Taylor: I met Hamza early in the production process, when I went to Chicago to film a large gathering of American Muslim youth performing hip-hop in a street festival called “Taking It To The Streets.” Hamza and his brother were performing, so I filmed them and I filmed the crowds, and it was all very interesting. Then I interviewed Hamza and his brother, and what struck me was how completely different their offstage personae were from their onstage personae. Onstage they come across as very strong, very energetic — one might even say a little bit aggressive. Offstage they were both incredibly funny, gentle, humble — really different from the people that I had seen onstage.
I found that really interesting and thought that would be something to explore. So after I did a first round of interviewing with them I asked, “Could I come to Pittsburgh and could we film you in your home territory and get to know a little bit more about you and your families?” At that point we discovered a whole new possibility — a film that had a lot less to do with this whole idea of Muslims and hip-hop culture, and a lot more to do with the spiritual growth of one person.
POV: How did you establish trust with Hamza and his family? How often were you there in Pittsburgh?
Taylor: We had to take small steps. I think that’s the way a lot of filmmakers work at the beginning of a relationship with a person who will become a subject. The first thing that I did when I went to Pittsburgh was show Hamza an early fundraising trailer I had cut using his first interviews and some of the material we had shot about the larger hip-hop context.
I let him see the trailer so he could see the points-of-view that I would represent and the shooting style I would use. But I also said, “I won’t show you anything else ever again until the film is done. Can you live with that?” He agreed, and we established some ground rules for shooting. I told him, “If the camera is rolling, anything that happens is fair game. If you want us to shut it off, if you want us to leave, if there’s something happening that you don’t want documented, we’ll totally respect that.”

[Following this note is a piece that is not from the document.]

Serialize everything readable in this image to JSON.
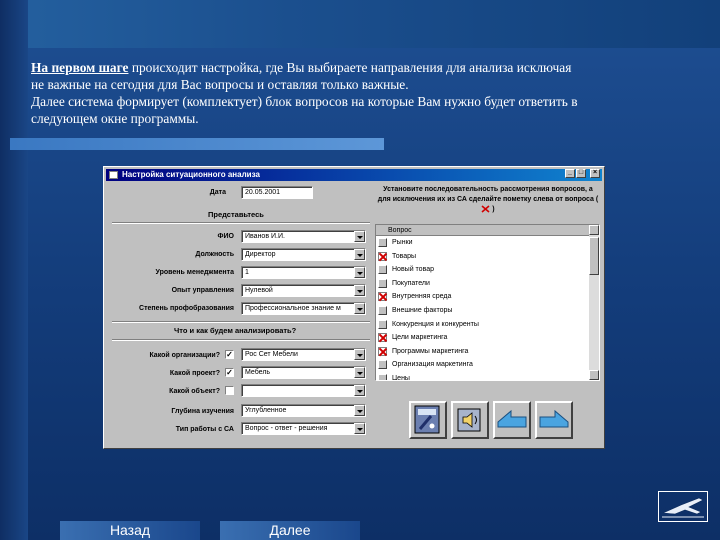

So we tried to give Hamza a sense that he had some control over the process. And we also did something that I think was really key to the initial filming: We didn’t film all the time. Generally, we would spend three days at a time filming. I think any more than that and you get really tired. The subjects get really sick of you and everybody is just tired. So we would take really ample breaks, especially at the beginning, just to hang out, to eat, for the crew to get to know Hamza and his family.
The core of what I think makes the film successful is that Hamza’s pretty brave and his family was pretty brave. And they just really took a leap of faith to work with us.
POV: What do you think were Hamza’s reasons for doing the film?
Taylor: I’m not sure I can say with total certainty, of course, but I think that he and a lot of people in his community share a sense that they really want their real stories to be told. He, like anybody else, is so fully a part of American culture [and] being filmed and opening his life up was a way to show people that. I think that was the main reason, and that was something we all shared. We had a common goal, which was to tell a story accurately and fairly, and to tell it in a way that would really help viewers empathize and see Hamza, his family and his community as full human beings.
POV: What was the biggest challenge in making this film?
Taylor: One of the big challenges in this case was following a story that didn’t have a lot of obvious drama. The raid on Hamza’s community had a lot of obvious drama, but the community didn’t respond in an obviously dramatic way. I kept waiting for the Erin Brockovich moment after the raid happened; I was waiting for the whole community to rally, to go after the FBI, to make up some placards and stage a big march. None of that happened. The story turned out to be about somebody’s internal experience.